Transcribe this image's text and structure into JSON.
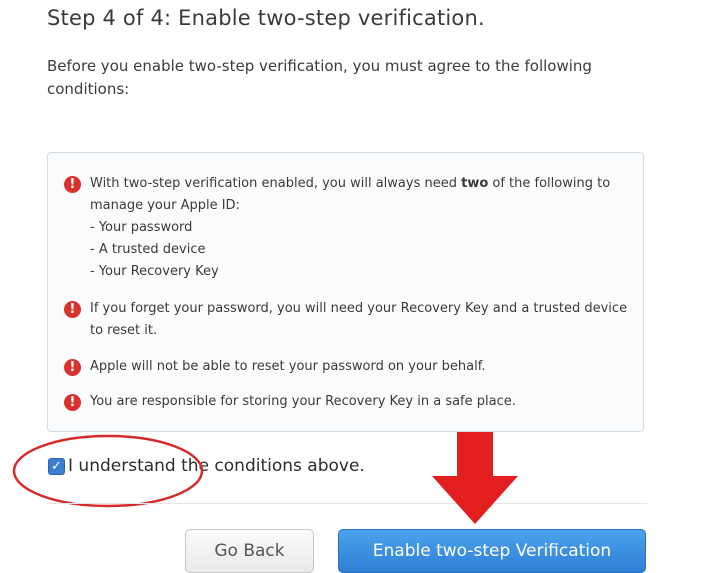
{
  "header": {
    "title": "Step 4 of 4: Enable two-step verification."
  },
  "intro": {
    "text": "Before you enable two-step verification, you must agree to the following conditions:"
  },
  "conditions": {
    "item1": {
      "before": "With two-step verification enabled, you will always need ",
      "bold": "two",
      "after": " of the following to manage your Apple ID:",
      "list": [
        "- Your password",
        "- A trusted device",
        "- Your Recovery Key"
      ]
    },
    "item2": "If you forget your password, you will need your Recovery Key and a trusted device to reset it.",
    "item3": "Apple will not be able to reset your password on your behalf.",
    "item4": "You are responsible for storing your Recovery Key in a safe place."
  },
  "agree": {
    "label": "I understand the conditions above.",
    "checked": true
  },
  "buttons": {
    "back_label": "Go Back",
    "enable_label": "Enable two-step Verification"
  },
  "colors": {
    "warning_icon": "#d7322c",
    "primary_button": "#3a8ee0",
    "annotation_red": "#d42a2a",
    "checkbox": "#3b7fd1"
  },
  "icons": {
    "warning": "exclamation-circle-icon",
    "check": "checkmark-icon"
  }
}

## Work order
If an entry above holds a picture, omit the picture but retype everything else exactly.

## Task answer
Transcribe this image's text and structure into JSON.
{
  "header": {
    "title": "Step 4 of 4: Enable two-step verification."
  },
  "intro": {
    "text": "Before you enable two-step verification, you must agree to the following conditions:"
  },
  "conditions": {
    "item1": {
      "before": "With two-step verification enabled, you will always need ",
      "bold": "two",
      "after": " of the following to manage your Apple ID:",
      "list": [
        "- Your password",
        "- A trusted device",
        "- Your Recovery Key"
      ]
    },
    "item2": "If you forget your password, you will need your Recovery Key and a trusted device to reset it.",
    "item3": "Apple will not be able to reset your password on your behalf.",
    "item4": "You are responsible for storing your Recovery Key in a safe place."
  },
  "agree": {
    "label": "I understand the conditions above.",
    "checked": true
  },
  "buttons": {
    "back_label": "Go Back",
    "enable_label": "Enable two-step Verification"
  },
  "colors": {
    "warning_icon": "#d7322c",
    "primary_button": "#3a8ee0",
    "annotation_red": "#d42a2a",
    "checkbox": "#3b7fd1"
  },
  "icons": {
    "warning": "exclamation-circle-icon",
    "check": "checkmark-icon"
  }
}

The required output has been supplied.